--- START ---
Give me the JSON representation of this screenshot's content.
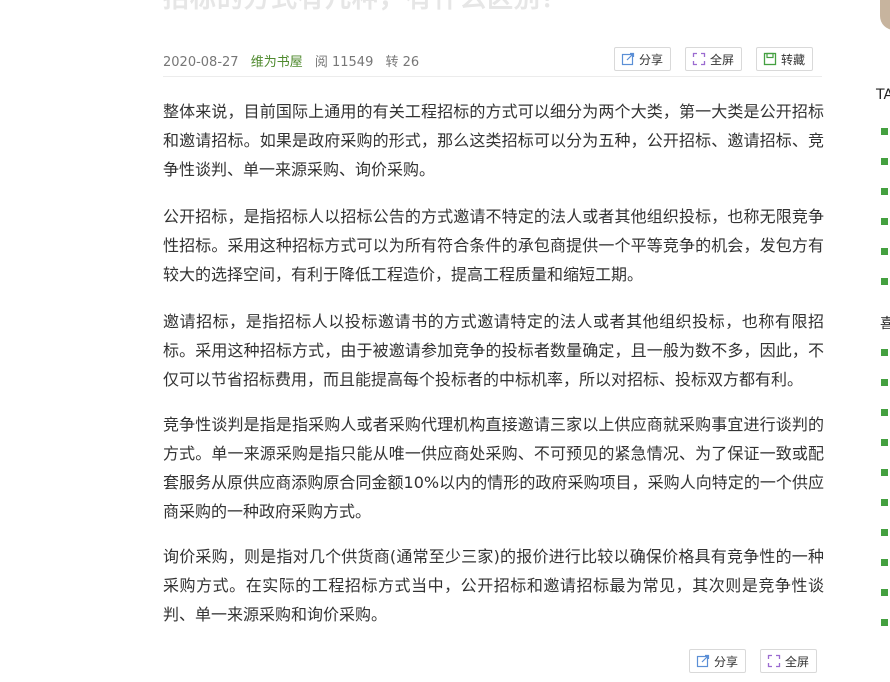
{
  "article": {
    "title": "招标的方式有几种，有什么区别？",
    "date": "2020-08-27",
    "author": "维为书屋",
    "reads": "阅 11549",
    "reposts": "转 26",
    "paragraphs": [
      "整体来说，目前国际上通用的有关工程招标的方式可以细分为两个大类，第一大类是公开招标和邀请招标。如果是政府采购的形式，那么这类招标可以分为五种，公开招标、邀请招标、竞争性谈判、单一来源采购、询价采购。",
      "公开招标，是指招标人以招标公告的方式邀请不特定的法人或者其他组织投标，也称无限竞争性招标。采用这种招标方式可以为所有符合条件的承包商提供一个平等竞争的机会，发包方有较大的选择空间，有利于降低工程造价，提高工程质量和缩短工期。",
      "邀请招标，是指招标人以投标邀请书的方式邀请特定的法人或者其他组织投标，也称有限招标。采用这种招标方式，由于被邀请参加竞争的投标者数量确定，且一般为数不多，因此，不仅可以节省招标费用，而且能提高每个投标者的中标机率，所以对招标、投标双方都有利。",
      "竞争性谈判是指是指采购人或者采购代理机构直接邀请三家以上供应商就采购事宜进行谈判的方式。单一来源采购是指只能从唯一供应商处采购、不可预见的紧急情况、为了保证一致或配套服务从原供应商添购原合同金额10%以内的情形的政府采购项目，采购人向特定的一个供应商采购的一种政府采购方式。",
      "询价采购，则是指对几个供货商(通常至少三家)的报价进行比较以确保价格具有竞争性的一种采购方式。在实际的工程招标方式当中，公开招标和邀请招标最为常见，其次则是竞争性谈判、单一来源采购和询价采购。"
    ]
  },
  "toolbar_top": {
    "share": "分享",
    "fullscreen": "全屏",
    "save": "转藏"
  },
  "toolbar_bottom": {
    "share": "分享",
    "fullscreen": "全屏"
  },
  "sidebar": {
    "label1": "TA",
    "label2": "喜"
  },
  "colors": {
    "accent_green": "#44a040",
    "author_green": "#4f8a2e"
  }
}
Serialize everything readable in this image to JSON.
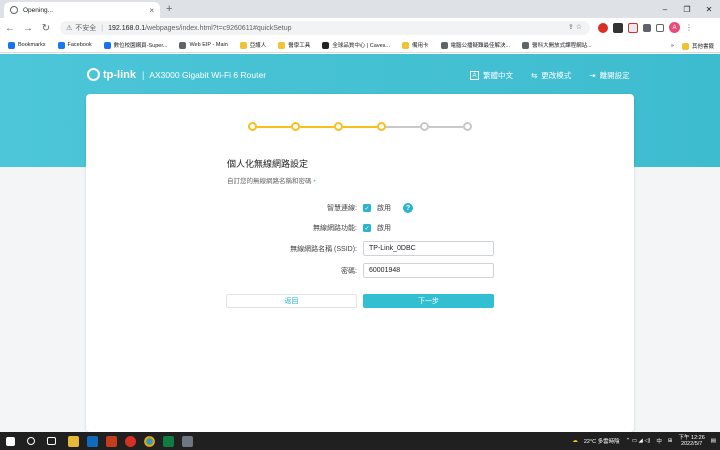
{
  "browser": {
    "tab_title": "Opening...",
    "tab_close": "×",
    "new_tab": "+",
    "window_controls": [
      "–",
      "❐",
      "✕"
    ],
    "url_warning": "⚠",
    "url_insecure_label": "不安全",
    "url_host": "192.168.0.1",
    "url_path": "/webpages/index.html?t=c9260611#quickSetup",
    "bookmarks": [
      {
        "label": "Bookmarks",
        "color": "#1a73e8"
      },
      {
        "label": "Facebook",
        "color": "#1877f2"
      },
      {
        "label": "數位校園網頁-Super...",
        "color": "#1a73e8"
      },
      {
        "label": "Web EIP - Main",
        "color": "#5f6368"
      },
      {
        "label": "亞護人",
        "color": "#f1c232"
      },
      {
        "label": "醫學工具",
        "color": "#f1c232"
      },
      {
        "label": "全球品質中心 | Caves...",
        "color": "#222222"
      },
      {
        "label": "備用卡",
        "color": "#f1c232"
      },
      {
        "label": "電腦公播疑難最佳解決...",
        "color": "#5f6368"
      },
      {
        "label": "醫科大開放式課程網站...",
        "color": "#5f6368"
      }
    ],
    "bookmarks_more": "»",
    "other_bookmarks": "其他書籤",
    "profile_initial": "A"
  },
  "router": {
    "brand": "tp-link",
    "model": "AX3000 Gigabit Wi-Fi 6 Router",
    "nav": [
      {
        "icon": "A",
        "label": "繁體中文"
      },
      {
        "icon": "⇆",
        "label": "更改模式"
      },
      {
        "icon": "⇥",
        "label": "離開設定"
      }
    ],
    "progress": {
      "total_steps": 6,
      "completed_steps": 4,
      "done_color": "#f6c01e",
      "todo_color": "#c8c8c8"
    },
    "heading": "個人化無線網路設定",
    "subheading": "自訂您的無線網路名稱和密碼",
    "required_mark": "•",
    "smart_connect": {
      "label": "智慧連線:",
      "checkbox": "啟用",
      "checked": true,
      "help": "?"
    },
    "wireless": {
      "label": "無線網路功能:",
      "checkbox": "啟用",
      "checked": true
    },
    "ssid": {
      "label": "無線網路名稱 (SSID):",
      "value": "TP-Link_0DBC"
    },
    "password": {
      "label": "密碼:",
      "value": "60001948"
    },
    "back_button": "返回",
    "next_button": "下一步",
    "accent_color": "#33bfd2"
  },
  "taskbar": {
    "weather": "22°C  多雲時陰",
    "lang": "中",
    "time": "下午 12:26",
    "date": "2022/5/7"
  }
}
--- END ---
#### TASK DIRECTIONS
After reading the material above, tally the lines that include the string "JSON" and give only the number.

#### RESPONSE FOR THIS EXERCISE
2